Excerpts from an interface dataset:
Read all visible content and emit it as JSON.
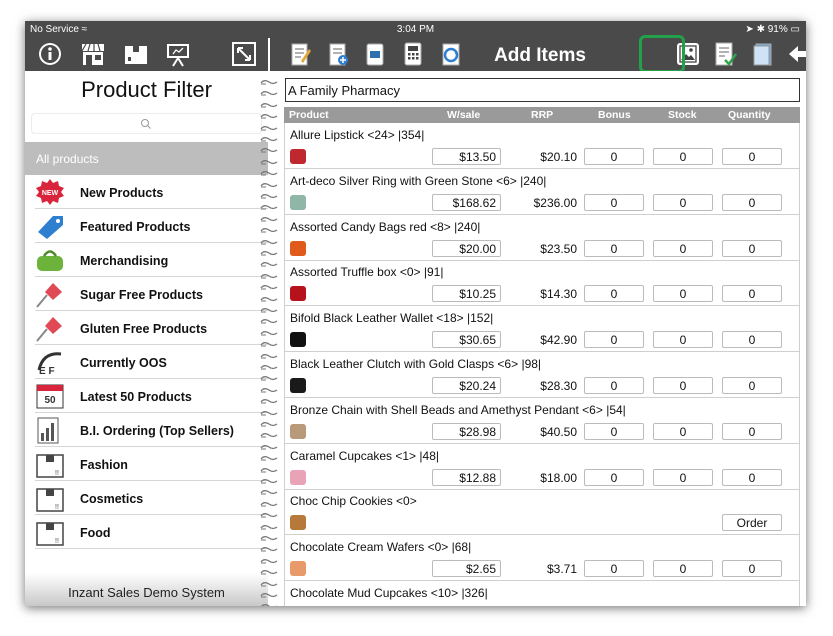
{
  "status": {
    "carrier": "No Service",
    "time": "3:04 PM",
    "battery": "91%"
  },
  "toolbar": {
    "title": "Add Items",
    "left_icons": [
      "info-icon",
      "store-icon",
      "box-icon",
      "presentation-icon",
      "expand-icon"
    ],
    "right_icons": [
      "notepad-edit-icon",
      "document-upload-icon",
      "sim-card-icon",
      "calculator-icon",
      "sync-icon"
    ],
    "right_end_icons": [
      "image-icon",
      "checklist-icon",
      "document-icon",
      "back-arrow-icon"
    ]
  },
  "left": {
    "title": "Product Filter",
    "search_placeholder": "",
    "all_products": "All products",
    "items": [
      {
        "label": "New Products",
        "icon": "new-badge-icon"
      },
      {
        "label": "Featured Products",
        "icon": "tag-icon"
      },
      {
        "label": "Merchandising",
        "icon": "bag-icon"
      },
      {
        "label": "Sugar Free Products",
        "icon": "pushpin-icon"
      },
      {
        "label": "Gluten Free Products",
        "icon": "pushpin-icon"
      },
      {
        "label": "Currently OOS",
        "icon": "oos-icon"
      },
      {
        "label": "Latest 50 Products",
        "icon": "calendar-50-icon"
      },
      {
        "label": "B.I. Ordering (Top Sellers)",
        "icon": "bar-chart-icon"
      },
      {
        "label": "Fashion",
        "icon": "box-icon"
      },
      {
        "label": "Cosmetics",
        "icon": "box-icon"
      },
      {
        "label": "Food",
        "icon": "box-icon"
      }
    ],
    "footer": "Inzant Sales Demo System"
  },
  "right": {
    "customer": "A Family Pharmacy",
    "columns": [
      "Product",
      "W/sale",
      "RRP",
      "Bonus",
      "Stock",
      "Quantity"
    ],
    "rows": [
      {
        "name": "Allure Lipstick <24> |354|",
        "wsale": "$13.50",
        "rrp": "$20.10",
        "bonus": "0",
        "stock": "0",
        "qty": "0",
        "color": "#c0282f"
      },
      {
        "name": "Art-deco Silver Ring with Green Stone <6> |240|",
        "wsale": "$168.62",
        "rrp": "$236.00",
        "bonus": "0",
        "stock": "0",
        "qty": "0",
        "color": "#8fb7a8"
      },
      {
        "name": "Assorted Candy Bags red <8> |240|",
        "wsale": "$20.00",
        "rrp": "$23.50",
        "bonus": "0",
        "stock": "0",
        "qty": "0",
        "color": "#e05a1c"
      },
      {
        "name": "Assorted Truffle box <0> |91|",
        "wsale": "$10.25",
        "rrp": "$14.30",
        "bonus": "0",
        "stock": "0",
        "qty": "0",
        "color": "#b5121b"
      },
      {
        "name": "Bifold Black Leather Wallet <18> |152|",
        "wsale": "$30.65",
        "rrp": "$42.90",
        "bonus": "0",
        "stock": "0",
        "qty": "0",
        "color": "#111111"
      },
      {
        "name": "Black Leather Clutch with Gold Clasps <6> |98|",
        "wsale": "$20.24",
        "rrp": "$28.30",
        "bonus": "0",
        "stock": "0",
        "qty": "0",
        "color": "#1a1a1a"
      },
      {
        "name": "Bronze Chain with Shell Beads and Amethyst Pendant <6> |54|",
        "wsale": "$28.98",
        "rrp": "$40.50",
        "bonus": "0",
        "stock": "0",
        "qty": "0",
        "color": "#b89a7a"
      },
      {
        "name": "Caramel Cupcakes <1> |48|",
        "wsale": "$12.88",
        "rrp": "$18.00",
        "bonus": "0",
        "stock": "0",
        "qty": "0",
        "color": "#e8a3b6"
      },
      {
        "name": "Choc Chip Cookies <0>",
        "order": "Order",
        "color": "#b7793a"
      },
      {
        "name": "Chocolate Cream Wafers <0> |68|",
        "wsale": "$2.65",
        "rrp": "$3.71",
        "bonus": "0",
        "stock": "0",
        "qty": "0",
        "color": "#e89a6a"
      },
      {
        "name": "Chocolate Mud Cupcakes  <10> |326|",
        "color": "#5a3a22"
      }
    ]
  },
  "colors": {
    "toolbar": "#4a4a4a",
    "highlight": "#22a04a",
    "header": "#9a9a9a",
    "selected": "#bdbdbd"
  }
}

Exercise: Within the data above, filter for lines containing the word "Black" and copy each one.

Worked solution:
        "name": "Bifold Black Leather Wallet <18> |152|",
        "name": "Black Leather Clutch with Gold Clasps <6> |98|",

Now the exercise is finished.